- North West Canada 1885
- South Africa 1900 - 02
- France and Flanders 1918
- Siberia 1918 - 19
- Europe 1939 - 45
The Guidon, when not paraded for ceremonial occasions, is on display in RCMP National Headquarters in Ottawa.
Loss and Remembrance
Even during the Duck Lake skirmish, with which the Northwest Rebellion began or in the Battle of Cut Knife Hill or in the combat of the Boer War, the World Wars or in the unpredictable environment of modern UN peacekeeping missions, Canada's national police service had never suffered such a loss as occurred on the morning of 3 March, 2005. Near the village of Rockford Bridge, Alberta, four constables investigating the theft of auto parts were ambushed and killed by a single assailant who, already wounded by the police fire, turned his illegally obtained assault rifle on himself.
One week later, a sea of red serge swept over Edmonton, where the National memorial service was held. Over 10,000 police officers, most of them Mounties, travelled from all parts of Canada and from other countries to attend. Hundreds of Edmontonians opened their homes to billet the new arrivals, so many that the RCMP issued an official request that people stop phoning to offer their homes. On the afternoon of 10 March, the thousands marched in full dress uniform, most in the famous red tunics, were led by riders on black chargers through the crowd-lined streets of Edmonton to assemble before Canada's Governor General, Prime Minister, Alberta's Lieutenant Governor and Premier and the families of the fallen officers for a celebration of their lives and of the community they had sworn to serve and protect.
The sacrifice of the four constables at Rochfort Bridge stands in its rarity as a monument and a tribute to the civil society of trust, communication and acceptance of diversity that the Mounted Police of Canada have had a powerful hand in building over the century and a quarter of their existence. The national outpouring of love and respect that followed the deaths at Rochfort Bridge makes clear that despite this moment of violence, the Canadian experiment in 'peace, order and good government'5 has been a tremendous success. As the well-known Newfoundland scholar and journalist Rex Murphy commented the day after the shootings:

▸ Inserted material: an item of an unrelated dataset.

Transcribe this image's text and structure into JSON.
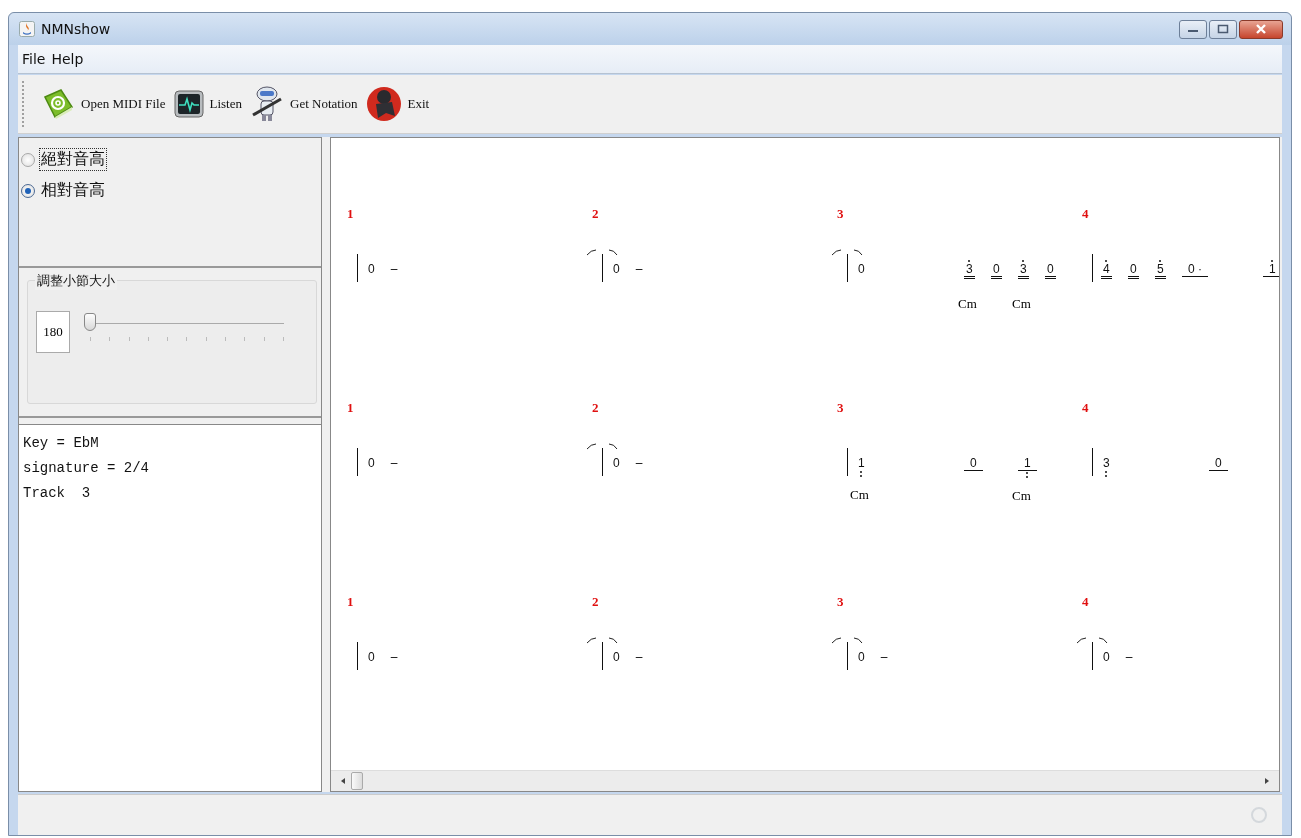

'Yesterday's tragedy is a bitter tribute to the RCMP, but it is a tribute nonetheless to both their competence and their professionalism, that this is the worst thing that has befallen the force in over 120 years. A century and 20 years. That record is exceptional. I dare to guess that there is probably no other armed police service on the planet that has gone so long with such care and success.'
After three years of fundraising by the Fallen Four Memorial Society and Kids 4 Cops, The Fallen Four Memorial Park was dedicated in the town of Mayerthorpe, Alberta, near to the RCMP detachment where the four were stationed. Constable Myrol's mother, Colleen, said of the work that went into the creation of the memorial, 'We have seen the worst of humanity and now we are seeing the best of humanity'.
The previous day the Prime Minister of Canada took part in the historic celebration of the fourth centenary of Québec city, the location that gave Canada its name. So important was the memorial in a small Alberta town, he travelled across the breadth of the country, from a celebration of the very foundation of the Canadian nation, to speak at the dedication in Mayerthorpe.